It must have happened to all of us at one point. You lose a possession that was dear to you, something that meant just a little bit more than any of your other belongings. Or at least it feels that way when the mishap occurs. It happened to me too. In spite of (not all too frequent) bouts of decluttering, there are some things I know I would never have consciously thrown out or given away. And still they are gone, and I will have to consider them lost (lost forever, she wails).
Not all of those items held equal meaning to me (in spite of possible momentary drama) but I can still feel the tiniest bit of heart ache for some of the extra special ones. Detachment is my on-going lesson.
I must have been about 10 years old when my parents gave me a tiny book they knew their dreamy child would like. To this day I can picture everything about it, I can even recall what it felt like in my hands. It was a hardcover book, with a bottle-green linen cover, very small and flat. It contained stories about trolls, witches and princesses. Not to mention resourceful little boys. And it had some of the most magical illustrations I have ever seen.

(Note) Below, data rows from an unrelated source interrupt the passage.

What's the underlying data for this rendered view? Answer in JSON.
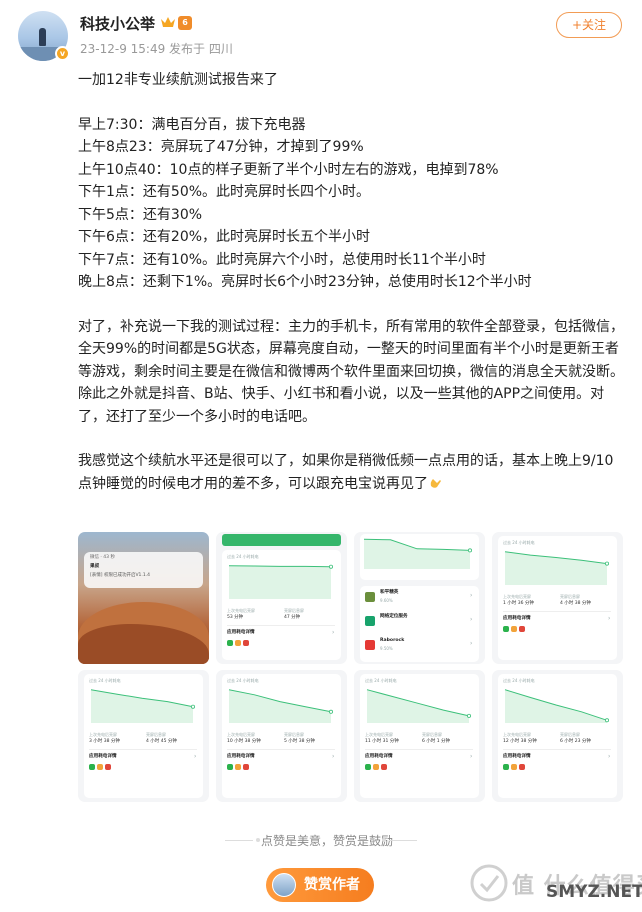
{
  "post": {
    "author_name": "科技小公举",
    "level_badge": "6",
    "meta": "23-12-9 15:49 发布于 四川",
    "follow_label": "+关注"
  },
  "body": {
    "title": "一加12非专业续航测试报告来了",
    "log": [
      "早上7:30：满电百分百，拔下充电器",
      "上午8点23：亮屏玩了47分钟，才掉到了99%",
      "上午10点40：10点的样子更新了半个小时左右的游戏，电掉到78%",
      "下午1点：还有50%。此时亮屏时长四个小时。",
      "下午5点：还有30%",
      "下午6点：还有20%，此时亮屏时长五个半小时",
      "下午7点：还有10%。此时亮屏六个小时，总使用时长11个半小时",
      "晚上8点：还剩下1%。亮屏时长6个小时23分钟，总使用时长12个半小时"
    ],
    "para1": "对了，补充说一下我的测试过程：主力的手机卡，所有常用的软件全部登录，包括微信，全天99%的时间都是5G状态，屏幕亮度自动，一整天的时间里面有半个小时是更新王者等游戏，剩余时间主要是在微信和微博两个软件里面来回切换，微信的消息全天就没断。除此之外就是抖音、B站、快手、小红书和看小说，以及一些其他的APP之间使用。对了，还打了至少一个多小时的电话吧。",
    "para2": "我感觉这个续航水平还是很可以了，如果你是稍微低频一点点用的话，基本上晚上9/10点钟睡觉的时候电才用的差不多，可以跟充电宝说再见了"
  },
  "shots": [
    {
      "kind": "lock",
      "notif_app": "微信 · 43 秒",
      "notif_title": "果叔",
      "notif_text": "[表情] 权限已成功开启V1.1.4"
    },
    {
      "kind": "top",
      "section": "过去 24 小时耗电",
      "stat1_label": "上次充电后亮屏",
      "stat1": "53 分钟",
      "stat2_label": "亮屏后息屏",
      "stat2": "47 分钟",
      "footer": "应用耗电详情",
      "curve": [
        0.95,
        0.94,
        0.93,
        0.93,
        0.92
      ]
    },
    {
      "kind": "apps",
      "rows": [
        {
          "name": "和平精英",
          "pct": "9.60%",
          "color": "#6b8f3c"
        },
        {
          "name": "网络定位服务",
          "pct": "",
          "color": "#18a36c"
        },
        {
          "name": "Raborock",
          "pct": "9.50%",
          "color": "#e53935"
        }
      ]
    },
    {
      "kind": "mid",
      "section": "过去 24 小时耗电",
      "stat1_label": "上次充电后亮屏",
      "stat1": "1 小时 36 分钟",
      "stat2_label": "亮屏后息屏",
      "stat2": "4 小时 38 分钟",
      "footer": "应用耗电详情",
      "curve": [
        0.95,
        0.85,
        0.78,
        0.7,
        0.6
      ]
    },
    {
      "kind": "mid",
      "section": "过去 24 小时耗电",
      "stat1_label": "上次充电后亮屏",
      "stat1": "3 小时 38 分钟",
      "stat2_label": "亮屏后息屏",
      "stat2": "4 小时 45 分钟",
      "footer": "应用耗电详情",
      "curve": [
        0.95,
        0.82,
        0.7,
        0.6,
        0.45
      ]
    },
    {
      "kind": "mid",
      "section": "过去 24 小时耗电",
      "stat1_label": "上次充电后亮屏",
      "stat1": "10 小时 38 分钟",
      "stat2_label": "亮屏后息屏",
      "stat2": "5 小时 38 分钟",
      "footer": "应用耗电详情",
      "curve": [
        0.95,
        0.8,
        0.6,
        0.45,
        0.3
      ]
    },
    {
      "kind": "mid",
      "section": "过去 24 小时耗电",
      "stat1_label": "上次充电后亮屏",
      "stat1": "11 小时 31 分钟",
      "stat2_label": "亮屏后息屏",
      "stat2": "6 小时 1 分钟",
      "footer": "应用耗电详情",
      "curve": [
        0.95,
        0.75,
        0.55,
        0.35,
        0.18
      ]
    },
    {
      "kind": "mid",
      "section": "过去 24 小时耗电",
      "stat1_label": "上次充电后亮屏",
      "stat1": "12 小时 38 分钟",
      "stat2_label": "亮屏后息屏",
      "stat2": "6 小时 23 分钟",
      "footer": "应用耗电详情",
      "curve": [
        0.95,
        0.72,
        0.5,
        0.3,
        0.05
      ]
    }
  ],
  "footer": {
    "tagline": "点赞是美意，赞赏是鼓励",
    "reward_label": "赞赏作者"
  },
  "watermark": {
    "text": "值 什么值得买",
    "site": "SMYZ.NET"
  },
  "colors": {
    "accent": "#f0812f",
    "chart_green": "#3cc07a"
  }
}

The stories, Swedish folk tales, were charming albeit quite simple. The illustrations were what really made them come to life for me. Look at the trolls and you can tell that they are big and clumsy creatures, simple-minded and mischievous, yet not overly wicked or menacing. Just from looking at the pictures you know it can't be too difficult to outsmart a troll - which happens to be a major theme in the tales they illustrate.
My little green book contained only 5 to 6 stories, that were probably first published in Bland Tomtar och Troll (Among Gnomes and Trolls), an annual Christmas book of fairy tales. And the artist who made the images that stole my heart was John Bauer, a Swedish illustrator and painter. His work reminds me in some ways of that of Arthur Rackham and Anton Pieck (I have much-loved books with their works as well - as you would guess). But even though it hurts my national pride a tad (Pieck was Dutch), I still love Bauer's creations just that little bit more. His work transported me to a world of ancient forests, misty hills and deep dark lakes. Where you could encounter the creatures he drew so skillfully - even if they would want to make you hide behind one of those big mossy rocks.

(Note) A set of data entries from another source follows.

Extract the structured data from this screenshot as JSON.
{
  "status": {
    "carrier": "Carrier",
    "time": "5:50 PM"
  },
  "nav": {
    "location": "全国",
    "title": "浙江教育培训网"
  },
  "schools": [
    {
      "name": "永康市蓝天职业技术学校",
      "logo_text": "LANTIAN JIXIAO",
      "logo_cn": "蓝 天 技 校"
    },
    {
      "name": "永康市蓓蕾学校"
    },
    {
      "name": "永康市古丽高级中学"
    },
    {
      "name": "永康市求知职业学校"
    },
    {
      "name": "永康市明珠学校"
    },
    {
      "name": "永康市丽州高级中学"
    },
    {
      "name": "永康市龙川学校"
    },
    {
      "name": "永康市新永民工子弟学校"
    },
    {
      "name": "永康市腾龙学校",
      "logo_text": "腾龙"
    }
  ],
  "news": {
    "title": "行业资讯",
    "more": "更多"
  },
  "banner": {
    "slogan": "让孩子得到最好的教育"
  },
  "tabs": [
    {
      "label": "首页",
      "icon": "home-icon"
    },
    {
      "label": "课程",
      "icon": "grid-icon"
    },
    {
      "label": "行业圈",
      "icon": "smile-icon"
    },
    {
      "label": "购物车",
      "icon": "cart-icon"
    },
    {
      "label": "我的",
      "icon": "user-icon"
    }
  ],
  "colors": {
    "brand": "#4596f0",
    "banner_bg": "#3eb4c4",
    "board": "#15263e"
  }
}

Only last week I ordered a copy of Swedish Folk Tales, a large book illustrated with the works of John Bauer. It arrived today. All my old stories are there - and many more that I didn't know yet. Sitting by the kitchen table and going through the book, a big strong cuppa at hand, I have been feeling almost as delighted and entranced as the little girl I was then. John Bauer's work still casts a powerful spell over me.

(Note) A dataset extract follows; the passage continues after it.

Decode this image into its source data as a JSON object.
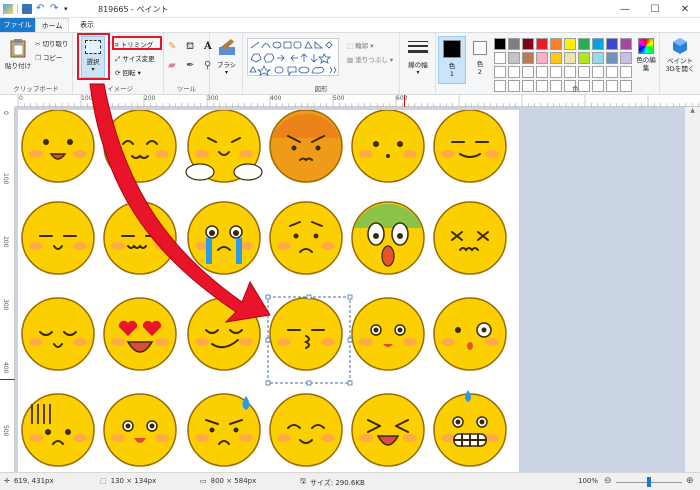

Of course, I still wish my little green book was somehow magically returned to me.